Mitsubishi Debonair, Mitsubishi Pajero (Montero/Shogun), Mitsubishi Mighty Max, Mitsubishi GTO, Mitsubishi Diamante, Mitsubishi L200, Mitsubishi Verada, Mitsubishi Magna, Mitsubishi Delica, Mitsubishi Pajero Sport (Montero Sport/Challenger), Mitsubishi Galant, Mitsubishi 3000GT, Mitsubishi Eclipse, Mitsubishi Sigma, Dodge Caravan, Dodge Raider, Dodge Dynasty, Dodge Spirit, Dodge Daytona, Dodge Ram 50, Dodge Stealth, Dodge Shadow, Dodge Stratus, Plymouth Acclaim, Plymouth Voyager, Plymouth Sundance, Chrysler Saratoga, Chrysler TC by Maserati, Chrysler LeBaron, Chrysler Sebring Coupe, Chrysler New Yorker

6G72 Engine Problems and Reliability

The 6G72 engine rarely has problems, it breaks down mainly due to small things, there are practically no weak points in the design, and it is considered one of the most reliable and unpretentious Mitsubishi engines. This engine is capable of consuming even low-quality fuel and is not very demanding on engine oil. Of course, even the most reliable motor has its drawbacks, and the 6G72 has them too.

Unfortunately, if the timing belt breaks, the engine is guaranteed to bend the valves. The timing belt itself has really good quality and lasts even more than 60,000 miles (90,000 km), but only if it is not exposed to engine oil (for example, due to a leaking front cover gasket). There are a lot of complaints about unreliable hydraulic compensators (lash adjusters). On average, they need to be replaced every 60,000 miles (90,000 km). Another disadvantage is the difficulty of replacing spark plugs. To change the spark plugs, you need to remove the intake manifold, since there is no direct access to them.

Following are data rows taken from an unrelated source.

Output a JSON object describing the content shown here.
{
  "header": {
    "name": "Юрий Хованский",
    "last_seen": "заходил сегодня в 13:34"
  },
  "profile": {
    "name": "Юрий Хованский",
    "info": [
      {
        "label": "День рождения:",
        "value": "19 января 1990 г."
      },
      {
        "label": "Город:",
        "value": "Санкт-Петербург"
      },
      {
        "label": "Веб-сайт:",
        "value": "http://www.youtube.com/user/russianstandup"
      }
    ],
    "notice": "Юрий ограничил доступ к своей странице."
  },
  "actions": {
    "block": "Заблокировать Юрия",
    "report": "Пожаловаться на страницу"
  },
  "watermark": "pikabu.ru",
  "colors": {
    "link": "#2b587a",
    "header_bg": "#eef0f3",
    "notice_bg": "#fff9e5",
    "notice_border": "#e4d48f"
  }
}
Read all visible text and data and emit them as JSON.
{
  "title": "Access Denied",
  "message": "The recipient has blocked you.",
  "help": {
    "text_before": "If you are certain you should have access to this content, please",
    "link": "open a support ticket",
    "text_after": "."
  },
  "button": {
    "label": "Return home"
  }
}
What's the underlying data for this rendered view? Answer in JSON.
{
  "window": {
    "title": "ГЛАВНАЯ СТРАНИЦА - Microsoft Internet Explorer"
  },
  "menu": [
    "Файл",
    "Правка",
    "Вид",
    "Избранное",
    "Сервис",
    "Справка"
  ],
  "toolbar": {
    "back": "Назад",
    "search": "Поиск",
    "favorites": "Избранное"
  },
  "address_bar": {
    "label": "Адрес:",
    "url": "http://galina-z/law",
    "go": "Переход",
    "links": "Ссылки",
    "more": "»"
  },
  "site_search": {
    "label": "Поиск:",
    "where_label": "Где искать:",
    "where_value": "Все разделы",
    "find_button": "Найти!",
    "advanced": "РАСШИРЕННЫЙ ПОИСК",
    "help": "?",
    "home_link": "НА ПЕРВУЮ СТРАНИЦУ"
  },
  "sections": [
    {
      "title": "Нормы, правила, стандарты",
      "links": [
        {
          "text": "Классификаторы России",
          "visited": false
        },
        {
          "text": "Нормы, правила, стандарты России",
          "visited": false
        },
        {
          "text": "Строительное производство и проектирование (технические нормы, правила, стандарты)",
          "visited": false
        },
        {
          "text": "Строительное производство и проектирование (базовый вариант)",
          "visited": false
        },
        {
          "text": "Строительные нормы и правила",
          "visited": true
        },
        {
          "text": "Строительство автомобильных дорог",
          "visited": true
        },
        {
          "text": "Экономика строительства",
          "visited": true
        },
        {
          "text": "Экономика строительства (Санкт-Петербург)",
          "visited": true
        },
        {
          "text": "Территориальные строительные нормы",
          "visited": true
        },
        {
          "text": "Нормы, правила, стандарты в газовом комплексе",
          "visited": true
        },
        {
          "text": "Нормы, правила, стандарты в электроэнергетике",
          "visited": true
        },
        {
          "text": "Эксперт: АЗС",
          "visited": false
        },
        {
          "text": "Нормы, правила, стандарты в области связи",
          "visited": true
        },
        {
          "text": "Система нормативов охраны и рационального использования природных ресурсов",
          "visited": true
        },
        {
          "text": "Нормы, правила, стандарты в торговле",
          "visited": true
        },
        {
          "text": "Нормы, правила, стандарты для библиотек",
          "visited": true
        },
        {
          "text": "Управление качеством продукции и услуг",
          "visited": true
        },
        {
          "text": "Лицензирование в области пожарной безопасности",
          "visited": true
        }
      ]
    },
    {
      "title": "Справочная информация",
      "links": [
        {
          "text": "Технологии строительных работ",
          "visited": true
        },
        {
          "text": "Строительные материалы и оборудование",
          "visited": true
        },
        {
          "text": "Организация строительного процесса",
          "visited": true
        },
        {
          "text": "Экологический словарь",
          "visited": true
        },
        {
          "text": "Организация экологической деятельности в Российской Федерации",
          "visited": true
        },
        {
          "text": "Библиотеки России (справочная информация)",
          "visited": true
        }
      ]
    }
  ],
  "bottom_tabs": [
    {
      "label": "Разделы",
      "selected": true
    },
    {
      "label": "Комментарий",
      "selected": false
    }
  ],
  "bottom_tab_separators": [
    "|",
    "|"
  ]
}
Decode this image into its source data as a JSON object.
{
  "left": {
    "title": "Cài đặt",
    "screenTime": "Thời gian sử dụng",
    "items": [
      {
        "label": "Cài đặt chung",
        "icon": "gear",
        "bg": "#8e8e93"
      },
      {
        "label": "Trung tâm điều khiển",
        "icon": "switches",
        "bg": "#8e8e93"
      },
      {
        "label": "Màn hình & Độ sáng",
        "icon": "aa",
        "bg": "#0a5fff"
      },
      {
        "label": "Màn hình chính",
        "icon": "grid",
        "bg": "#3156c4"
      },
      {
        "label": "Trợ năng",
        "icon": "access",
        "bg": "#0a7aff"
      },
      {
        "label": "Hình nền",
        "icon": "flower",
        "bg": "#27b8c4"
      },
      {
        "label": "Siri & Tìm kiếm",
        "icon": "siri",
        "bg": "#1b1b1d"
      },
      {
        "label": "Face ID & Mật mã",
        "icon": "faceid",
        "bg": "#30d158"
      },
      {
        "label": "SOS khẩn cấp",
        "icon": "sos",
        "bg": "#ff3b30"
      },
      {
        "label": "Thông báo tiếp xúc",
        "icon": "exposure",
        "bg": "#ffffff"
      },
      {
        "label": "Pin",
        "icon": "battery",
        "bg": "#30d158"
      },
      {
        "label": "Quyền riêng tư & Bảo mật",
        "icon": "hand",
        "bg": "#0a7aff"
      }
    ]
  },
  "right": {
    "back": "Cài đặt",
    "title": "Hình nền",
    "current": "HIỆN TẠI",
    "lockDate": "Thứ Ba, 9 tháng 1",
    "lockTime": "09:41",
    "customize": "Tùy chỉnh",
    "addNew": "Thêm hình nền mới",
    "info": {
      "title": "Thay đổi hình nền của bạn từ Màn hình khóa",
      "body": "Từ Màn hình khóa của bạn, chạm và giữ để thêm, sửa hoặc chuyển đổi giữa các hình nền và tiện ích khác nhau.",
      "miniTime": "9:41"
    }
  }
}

As the mileage increases and the engine ages, typical breakdowns of a tired engine may appear. As a rule, at a mileage of 200,000 or more, the engine begins to consume noticeable amounts of oil. This happens due to wear of the piston rings and hardened valve stem seals. With high mileage, cooling system pipes, oil seals, and gaskets start to leak, and electrical problems arise (issues with high-voltage wires, sensors, ignition coils, etc.).

Mitsubishi 6G72 V6 3.0L Reliability Summary

So, is the 6G72 3.0 a reliable engine? As life has shown, despite the fact that 3.0-liter Mitsubishi engines still have some drawbacks, the 6G72 is a robust and reliable engine. The downside of this engine is its low power and high fuel consumption by modern standards, but you still have to pay something for reliability and maintainability. All engines break down at some point, as nothing lasts forever. To extend the life of your engine, it is recommended to maintain it on time, fill it with high-quality and recommended motor oil, and refuel the car with premium gas. With proper care, the 6G72 3.0 V6 Mitsubishi engine is guaranteed to last more than 250,000 miles.